Never miss a great news story!
Get instant notifications from Economic Times
AllowNot now

You can switch off notifications anytime using browser settings.
Stock Analysis, IPO, Mutual Funds, Bonds & More
  • Sudhakar Shanbhag

    Chief Investment Officer, Kotak Mahindra Life Insurance Company Limited
    He plays an important role in developing and managing investment structures, processes and practices to enable customers reap benefits. He has been part of Kotak Mahindra Group in varying capacities for over two decades. A chartered accountant and a widely quoted knowledge leader in the investment domain, he comes with over 2 decades of work experience.

Deep structural reforms only way to reverse economic slowdown

The government has limited scope to do stimulus given the fiscal constraints.

Aug 22, 2019, 09.27 PM IST
Getty Images
Net profit of Nifty for the June quarter increased by 1.8 per cent on a yearly basis, which was marginally above expectations. The earnings were supported by low base of banks, which were offset by marked decline in profits in automobiles and components as well as oil & gas and consumable fuels sectors.

The net profit growth for FY20, which started with high teens and above is now been downgraded to low teens or lower. Further downgrades to earnings seem to be a possibility due to domestic consumption and investment sectors, including autos, capital goods, construction material and consumer durables, which depict continued subdued demand conditions as well as global economic slowdown putting pressure on global commodity and IT sectors.
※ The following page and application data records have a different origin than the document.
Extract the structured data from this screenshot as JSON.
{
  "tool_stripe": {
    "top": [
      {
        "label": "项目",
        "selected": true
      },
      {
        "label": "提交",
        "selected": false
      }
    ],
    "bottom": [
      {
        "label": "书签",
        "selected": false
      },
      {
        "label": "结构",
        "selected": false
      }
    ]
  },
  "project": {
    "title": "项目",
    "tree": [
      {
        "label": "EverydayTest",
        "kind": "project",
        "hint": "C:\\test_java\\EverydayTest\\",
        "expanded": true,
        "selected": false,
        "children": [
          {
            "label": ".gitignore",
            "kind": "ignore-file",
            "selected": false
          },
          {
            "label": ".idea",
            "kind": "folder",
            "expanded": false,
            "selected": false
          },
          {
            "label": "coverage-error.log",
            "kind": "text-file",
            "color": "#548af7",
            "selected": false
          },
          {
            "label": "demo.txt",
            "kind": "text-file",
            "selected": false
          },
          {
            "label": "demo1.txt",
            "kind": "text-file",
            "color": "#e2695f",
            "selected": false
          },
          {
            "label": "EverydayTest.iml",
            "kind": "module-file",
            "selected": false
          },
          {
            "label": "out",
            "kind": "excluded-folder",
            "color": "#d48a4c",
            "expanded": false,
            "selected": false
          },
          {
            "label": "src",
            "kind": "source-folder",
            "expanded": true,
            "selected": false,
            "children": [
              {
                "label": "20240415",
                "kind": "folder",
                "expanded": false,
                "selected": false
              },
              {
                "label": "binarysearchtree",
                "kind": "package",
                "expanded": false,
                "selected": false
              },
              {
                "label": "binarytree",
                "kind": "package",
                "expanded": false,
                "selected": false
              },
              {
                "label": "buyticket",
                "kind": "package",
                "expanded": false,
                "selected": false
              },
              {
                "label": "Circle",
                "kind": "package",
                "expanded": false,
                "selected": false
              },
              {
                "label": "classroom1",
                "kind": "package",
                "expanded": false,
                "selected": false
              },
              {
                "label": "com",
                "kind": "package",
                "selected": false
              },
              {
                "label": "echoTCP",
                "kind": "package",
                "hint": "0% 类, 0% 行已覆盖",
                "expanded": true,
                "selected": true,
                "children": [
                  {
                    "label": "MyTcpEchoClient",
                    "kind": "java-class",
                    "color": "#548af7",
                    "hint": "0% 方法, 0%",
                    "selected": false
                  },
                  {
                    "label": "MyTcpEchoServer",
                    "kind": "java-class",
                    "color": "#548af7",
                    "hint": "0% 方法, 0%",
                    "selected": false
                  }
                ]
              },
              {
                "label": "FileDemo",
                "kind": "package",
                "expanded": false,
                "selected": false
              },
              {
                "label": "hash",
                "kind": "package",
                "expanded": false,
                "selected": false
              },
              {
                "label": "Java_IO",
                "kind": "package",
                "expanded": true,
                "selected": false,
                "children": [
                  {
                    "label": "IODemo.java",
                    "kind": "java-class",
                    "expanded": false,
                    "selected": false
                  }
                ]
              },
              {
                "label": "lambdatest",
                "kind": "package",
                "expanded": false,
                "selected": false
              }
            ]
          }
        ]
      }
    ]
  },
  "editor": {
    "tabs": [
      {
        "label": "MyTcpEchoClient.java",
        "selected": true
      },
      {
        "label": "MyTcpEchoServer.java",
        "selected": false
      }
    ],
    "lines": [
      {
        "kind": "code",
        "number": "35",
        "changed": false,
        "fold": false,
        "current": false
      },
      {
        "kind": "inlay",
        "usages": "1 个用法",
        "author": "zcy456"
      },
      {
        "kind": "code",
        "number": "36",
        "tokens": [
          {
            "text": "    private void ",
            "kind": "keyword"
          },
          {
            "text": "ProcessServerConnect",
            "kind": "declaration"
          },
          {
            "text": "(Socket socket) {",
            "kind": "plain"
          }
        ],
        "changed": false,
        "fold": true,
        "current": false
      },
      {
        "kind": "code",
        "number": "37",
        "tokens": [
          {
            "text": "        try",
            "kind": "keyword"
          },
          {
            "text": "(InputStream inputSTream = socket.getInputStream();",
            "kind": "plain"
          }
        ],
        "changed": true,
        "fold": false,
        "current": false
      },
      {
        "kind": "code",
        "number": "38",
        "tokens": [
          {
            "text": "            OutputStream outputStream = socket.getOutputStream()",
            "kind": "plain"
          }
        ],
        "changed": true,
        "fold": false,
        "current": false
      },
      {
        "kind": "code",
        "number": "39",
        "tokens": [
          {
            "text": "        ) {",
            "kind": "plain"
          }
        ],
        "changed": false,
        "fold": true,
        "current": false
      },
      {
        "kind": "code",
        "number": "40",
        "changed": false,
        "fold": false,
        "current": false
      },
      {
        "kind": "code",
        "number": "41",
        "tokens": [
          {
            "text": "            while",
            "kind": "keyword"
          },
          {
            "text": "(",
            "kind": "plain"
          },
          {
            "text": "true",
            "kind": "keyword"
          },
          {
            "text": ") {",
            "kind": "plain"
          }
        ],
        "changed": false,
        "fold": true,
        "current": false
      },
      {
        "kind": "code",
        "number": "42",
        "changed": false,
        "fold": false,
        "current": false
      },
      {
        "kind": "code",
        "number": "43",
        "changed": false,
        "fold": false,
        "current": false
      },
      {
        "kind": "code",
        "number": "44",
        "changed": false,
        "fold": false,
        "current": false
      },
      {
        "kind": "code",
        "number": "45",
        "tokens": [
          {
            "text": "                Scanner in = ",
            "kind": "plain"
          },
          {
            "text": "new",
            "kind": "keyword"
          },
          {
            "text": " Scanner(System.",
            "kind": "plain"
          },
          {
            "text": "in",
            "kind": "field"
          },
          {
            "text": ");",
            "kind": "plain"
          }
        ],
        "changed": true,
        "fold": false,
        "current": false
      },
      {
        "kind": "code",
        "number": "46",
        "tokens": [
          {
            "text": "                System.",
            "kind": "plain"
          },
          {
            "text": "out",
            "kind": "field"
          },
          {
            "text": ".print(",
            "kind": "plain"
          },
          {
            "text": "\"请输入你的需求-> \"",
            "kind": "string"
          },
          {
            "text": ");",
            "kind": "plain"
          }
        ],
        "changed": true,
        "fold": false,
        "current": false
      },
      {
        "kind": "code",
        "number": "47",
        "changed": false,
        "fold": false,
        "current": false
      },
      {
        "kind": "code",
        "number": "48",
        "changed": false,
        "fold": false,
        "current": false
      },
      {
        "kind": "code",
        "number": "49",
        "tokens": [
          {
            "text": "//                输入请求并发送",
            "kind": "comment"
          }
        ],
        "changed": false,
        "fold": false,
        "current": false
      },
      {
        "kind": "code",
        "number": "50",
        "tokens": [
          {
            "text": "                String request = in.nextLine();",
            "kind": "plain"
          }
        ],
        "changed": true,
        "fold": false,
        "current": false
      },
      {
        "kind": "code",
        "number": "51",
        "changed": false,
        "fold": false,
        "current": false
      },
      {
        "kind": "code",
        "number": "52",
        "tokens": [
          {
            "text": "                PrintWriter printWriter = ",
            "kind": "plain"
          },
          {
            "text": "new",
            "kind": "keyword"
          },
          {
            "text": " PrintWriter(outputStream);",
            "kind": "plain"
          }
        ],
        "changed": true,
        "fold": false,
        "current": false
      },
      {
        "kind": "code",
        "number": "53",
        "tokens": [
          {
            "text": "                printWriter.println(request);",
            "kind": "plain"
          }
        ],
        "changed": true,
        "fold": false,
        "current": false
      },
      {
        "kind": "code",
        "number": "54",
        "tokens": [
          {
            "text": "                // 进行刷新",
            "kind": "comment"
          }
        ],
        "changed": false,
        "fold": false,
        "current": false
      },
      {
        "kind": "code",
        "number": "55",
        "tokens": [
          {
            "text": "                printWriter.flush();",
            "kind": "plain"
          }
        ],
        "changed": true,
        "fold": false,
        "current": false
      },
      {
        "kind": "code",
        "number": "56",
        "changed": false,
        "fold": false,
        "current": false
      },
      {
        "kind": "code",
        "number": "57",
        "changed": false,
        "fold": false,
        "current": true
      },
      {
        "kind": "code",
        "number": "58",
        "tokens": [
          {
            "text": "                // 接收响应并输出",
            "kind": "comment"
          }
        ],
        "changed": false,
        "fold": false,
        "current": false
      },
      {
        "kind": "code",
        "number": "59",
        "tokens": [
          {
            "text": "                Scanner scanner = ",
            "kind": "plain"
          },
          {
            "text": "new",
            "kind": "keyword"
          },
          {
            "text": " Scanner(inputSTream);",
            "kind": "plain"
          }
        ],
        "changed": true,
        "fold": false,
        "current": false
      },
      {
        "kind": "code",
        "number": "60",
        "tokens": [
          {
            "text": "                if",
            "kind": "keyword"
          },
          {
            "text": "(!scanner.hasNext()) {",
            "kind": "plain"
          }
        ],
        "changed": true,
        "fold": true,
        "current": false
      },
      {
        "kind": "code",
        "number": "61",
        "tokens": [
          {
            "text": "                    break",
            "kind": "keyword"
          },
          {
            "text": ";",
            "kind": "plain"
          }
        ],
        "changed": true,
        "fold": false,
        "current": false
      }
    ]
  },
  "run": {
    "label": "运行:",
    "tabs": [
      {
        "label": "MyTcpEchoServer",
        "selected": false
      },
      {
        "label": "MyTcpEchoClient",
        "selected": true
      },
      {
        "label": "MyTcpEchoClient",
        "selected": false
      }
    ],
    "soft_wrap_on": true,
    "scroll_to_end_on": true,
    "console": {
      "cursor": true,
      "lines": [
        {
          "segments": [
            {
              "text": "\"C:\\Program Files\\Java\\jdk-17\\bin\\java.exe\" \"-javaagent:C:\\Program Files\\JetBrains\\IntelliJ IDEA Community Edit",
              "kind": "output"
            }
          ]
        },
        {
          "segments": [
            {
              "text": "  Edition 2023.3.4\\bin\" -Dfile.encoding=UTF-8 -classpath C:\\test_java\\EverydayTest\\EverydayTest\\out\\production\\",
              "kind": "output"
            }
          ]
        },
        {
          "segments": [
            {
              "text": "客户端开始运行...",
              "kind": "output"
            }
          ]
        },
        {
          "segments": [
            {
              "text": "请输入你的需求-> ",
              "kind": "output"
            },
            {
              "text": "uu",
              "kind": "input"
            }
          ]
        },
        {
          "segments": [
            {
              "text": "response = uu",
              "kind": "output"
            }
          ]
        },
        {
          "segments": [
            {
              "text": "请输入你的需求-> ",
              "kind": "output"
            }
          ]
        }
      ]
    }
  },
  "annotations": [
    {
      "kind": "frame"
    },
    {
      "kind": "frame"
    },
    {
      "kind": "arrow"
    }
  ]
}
It is evident that deep structural reforms may be the only option to reverse the current economic slowdown and increase India’s investment and GDP growth rates. The government has limited scope to do stimulus given the fiscal constraints. The Budget has also raised taxes across the board, which will curtail consumption. The RBI may cut policy rates by another 15 to 40 bps, but may not be sufficient to revive economic growth, since bank lending and borrowing rates have not fallen much due to various reasons. Households too have slowed down on their consumption due to their discomfort with regards to general economic conditions whereas a dip in household savings rate has also been observed.

India’s broad market valuations may look reasonable compared with historical average with the recent correction in the market. However, overall valuations offer little in terms of investment inputs currently, even less than usual given large price value distortions across the market.

The current market makes investing more difficult due to the large variations where we find a section of the market super expensive and the other section super cheap, the continuation of price value distortions across entire market valuation spectrum for long periods of time thanks to central banks pumping money thus diluting the concept of risk as also uncertain global and domestic macroeconomic conditions.

Bond yields no longer represent correct level of risks to companies cash flows since loose monetary policies of global central banks have suppressed the yields, where low risk free rates may not necessarily mean low cost of equity. The only hope seems to be that global liquidity (with quite a lot of government debt yielding negative returns) chases markets such as India where there is still growth available relative to the world.
(Disclaimer: The opinions expressed in this column are that of the writer. The facts and opinions expressed here do not reflect the views of
Add Your Comments
Commenting feature is disabled in your country/region.
Download The Economic Times Business News App for the Latest News in Business, Sensex, Stock Market Updates & More.

Other useful Links

Copyright © 2019 Bennett, Coleman & Co. Ltd. All rights reserved. For reprint rights: Times Syndication Service